Non-reading baboons can learn to distinguish written real words from nonsense words. Recognizing visual word forms is a key component of literacy and these data provide the first animal model. Once again, we learn that we are not alone in demonstrating some fascinating and sophisticated cognitive skills.

Creativity, Happiness and Your Own Two Hands

In this fast-paced technological age, why make when you can buy? Because making, creating, finding solutions or sifting through materials demands mind/body/hand engagement, and this fosters wellbeing.

The Cove Redecorated: "Living Together With Dolphins"

By Marc Bekoff Ph.D. on May 03, 2012 in Animal Emotions
Taiji, the site of horrific and bloody dolphin killings exposed in the Oscar-winning documentary "The Cove," plans to open a dolphin park. But there are no plans to stop the slaughter.

8 Gifts to Give Yourself This Mother’s Day

It may not easy for moms to indulge, but it’s essential.

Are You a Comparison Junkie?

As a psychiatrist, I realize that comparing is a natural tendency and can be absolutely neutral, as when you merely evaluate similarities and differences. However, it becomes dysfunctional when it stirs envy and jealousy. Learn how to stop being a comparison junkie.

Sexual Murder

New research may help us catch serial killers before they kill again.

Would You Handcuff a 6-Year Old?

Recently, two 6-year-old students were removed from their elementary classrooms by police. In both cases something had to be done, but the questions remain: Should six-year-old kids really ever be taken away by police? Is using handcuffs crossing the line?

8 Ways to Express Love in May

We have learned from gratitude researchers that “thank you” may be the secret to good health, a long life, and lots of love. Even if you express gratitude when you don't feel like doing so, "eventually you will feel the gratitude you express."

Love and Redemption in the Face of Loss

For years, I had been helping people reclaim the authorship rights of their life stories. But after a series of family deaths, my ideas were put to the test. Could I turn a family tragedy into a story of love and redemption?

To Toss or Not to Toss (John Irving Across the Room)

I wanted to like Irving's new novel, In One Person, about a bi-sexual man and the consequences of "having crushes on the wrong people." Yet, and in spite of all the glowing blurbs it got, the book tried my patience.

Talking to Yourself As Opposed to Hearing Voices

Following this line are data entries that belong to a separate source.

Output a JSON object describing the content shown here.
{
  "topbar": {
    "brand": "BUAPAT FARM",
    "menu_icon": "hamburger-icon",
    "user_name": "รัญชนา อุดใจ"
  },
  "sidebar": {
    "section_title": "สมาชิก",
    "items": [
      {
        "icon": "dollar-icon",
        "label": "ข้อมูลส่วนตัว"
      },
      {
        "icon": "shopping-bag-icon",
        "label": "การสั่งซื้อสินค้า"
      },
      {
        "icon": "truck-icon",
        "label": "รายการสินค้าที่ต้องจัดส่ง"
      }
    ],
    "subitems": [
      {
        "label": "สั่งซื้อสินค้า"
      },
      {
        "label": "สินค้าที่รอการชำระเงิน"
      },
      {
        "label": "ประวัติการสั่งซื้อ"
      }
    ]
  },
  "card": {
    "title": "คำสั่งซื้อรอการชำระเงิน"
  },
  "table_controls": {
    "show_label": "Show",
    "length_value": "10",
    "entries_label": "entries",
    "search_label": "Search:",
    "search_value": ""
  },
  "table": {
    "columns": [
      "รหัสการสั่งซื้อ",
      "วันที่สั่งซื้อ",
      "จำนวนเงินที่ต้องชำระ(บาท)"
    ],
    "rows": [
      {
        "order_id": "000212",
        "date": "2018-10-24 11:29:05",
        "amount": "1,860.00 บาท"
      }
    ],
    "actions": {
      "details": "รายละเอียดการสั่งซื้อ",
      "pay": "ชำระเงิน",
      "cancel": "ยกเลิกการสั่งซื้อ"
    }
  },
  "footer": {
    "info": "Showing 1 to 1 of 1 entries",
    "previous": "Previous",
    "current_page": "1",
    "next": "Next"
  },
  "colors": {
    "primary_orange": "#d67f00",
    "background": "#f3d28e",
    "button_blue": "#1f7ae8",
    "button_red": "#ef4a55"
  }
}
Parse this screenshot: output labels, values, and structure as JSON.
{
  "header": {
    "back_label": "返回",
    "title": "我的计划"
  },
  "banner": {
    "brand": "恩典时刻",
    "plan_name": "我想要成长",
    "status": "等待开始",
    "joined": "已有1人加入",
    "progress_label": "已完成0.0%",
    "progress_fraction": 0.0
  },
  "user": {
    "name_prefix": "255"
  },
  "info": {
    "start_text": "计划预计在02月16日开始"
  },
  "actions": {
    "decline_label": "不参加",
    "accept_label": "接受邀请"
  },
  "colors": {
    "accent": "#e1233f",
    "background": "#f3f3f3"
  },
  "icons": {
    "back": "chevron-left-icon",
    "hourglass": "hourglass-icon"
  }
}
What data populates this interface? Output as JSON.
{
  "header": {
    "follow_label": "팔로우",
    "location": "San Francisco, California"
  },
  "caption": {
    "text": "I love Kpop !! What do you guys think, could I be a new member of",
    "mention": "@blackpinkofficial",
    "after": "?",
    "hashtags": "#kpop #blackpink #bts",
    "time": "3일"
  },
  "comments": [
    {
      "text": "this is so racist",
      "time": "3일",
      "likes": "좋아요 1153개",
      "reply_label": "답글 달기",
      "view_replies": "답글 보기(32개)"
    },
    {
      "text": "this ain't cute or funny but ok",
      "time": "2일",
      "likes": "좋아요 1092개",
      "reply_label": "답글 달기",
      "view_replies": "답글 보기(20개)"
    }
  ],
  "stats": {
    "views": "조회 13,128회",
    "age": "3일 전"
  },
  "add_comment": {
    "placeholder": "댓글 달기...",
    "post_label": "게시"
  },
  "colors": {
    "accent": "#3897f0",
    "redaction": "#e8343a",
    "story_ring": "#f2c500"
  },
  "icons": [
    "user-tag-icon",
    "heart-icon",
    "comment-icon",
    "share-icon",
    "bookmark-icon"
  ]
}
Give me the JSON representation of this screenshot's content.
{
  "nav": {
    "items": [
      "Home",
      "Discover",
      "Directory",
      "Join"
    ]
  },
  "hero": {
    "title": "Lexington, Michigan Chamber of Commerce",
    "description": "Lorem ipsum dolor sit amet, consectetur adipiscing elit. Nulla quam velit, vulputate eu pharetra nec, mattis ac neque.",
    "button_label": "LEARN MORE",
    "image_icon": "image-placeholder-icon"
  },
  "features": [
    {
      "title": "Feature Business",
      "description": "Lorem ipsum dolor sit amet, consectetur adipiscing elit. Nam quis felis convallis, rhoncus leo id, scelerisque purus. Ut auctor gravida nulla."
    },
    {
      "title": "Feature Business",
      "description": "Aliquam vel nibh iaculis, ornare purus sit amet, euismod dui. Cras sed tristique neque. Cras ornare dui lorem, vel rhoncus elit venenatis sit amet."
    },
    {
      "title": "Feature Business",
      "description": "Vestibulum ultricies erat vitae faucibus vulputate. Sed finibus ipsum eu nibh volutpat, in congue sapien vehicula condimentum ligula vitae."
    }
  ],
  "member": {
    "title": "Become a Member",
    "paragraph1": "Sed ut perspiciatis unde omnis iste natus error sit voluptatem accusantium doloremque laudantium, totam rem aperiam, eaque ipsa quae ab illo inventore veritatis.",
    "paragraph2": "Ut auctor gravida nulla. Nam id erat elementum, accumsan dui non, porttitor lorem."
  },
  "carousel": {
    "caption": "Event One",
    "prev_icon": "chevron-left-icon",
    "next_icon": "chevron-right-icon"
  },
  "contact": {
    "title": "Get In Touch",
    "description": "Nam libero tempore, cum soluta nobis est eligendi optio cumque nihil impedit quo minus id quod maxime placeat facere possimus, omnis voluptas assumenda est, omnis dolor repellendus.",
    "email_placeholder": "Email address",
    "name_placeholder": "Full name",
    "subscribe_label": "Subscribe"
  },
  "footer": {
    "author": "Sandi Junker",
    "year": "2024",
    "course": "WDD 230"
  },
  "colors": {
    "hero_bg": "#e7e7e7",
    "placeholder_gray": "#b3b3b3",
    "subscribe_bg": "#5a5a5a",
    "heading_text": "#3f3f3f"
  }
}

Anxiety is a mishmash of physiological reactions, catastrophic thoughts and behaviors. Like salivation, it prepares us to do something. Fear persists as long as we try to escape from the fear physically or otherwise. Only by truly giving up and relinquishing control does the fear decrease.

The Body Problem

"Don't ask, don't tell" seems to be the dominant ideology when it comes to bodily functions, which are all too often a source of shame and disgust. What exactly are we so afraid of?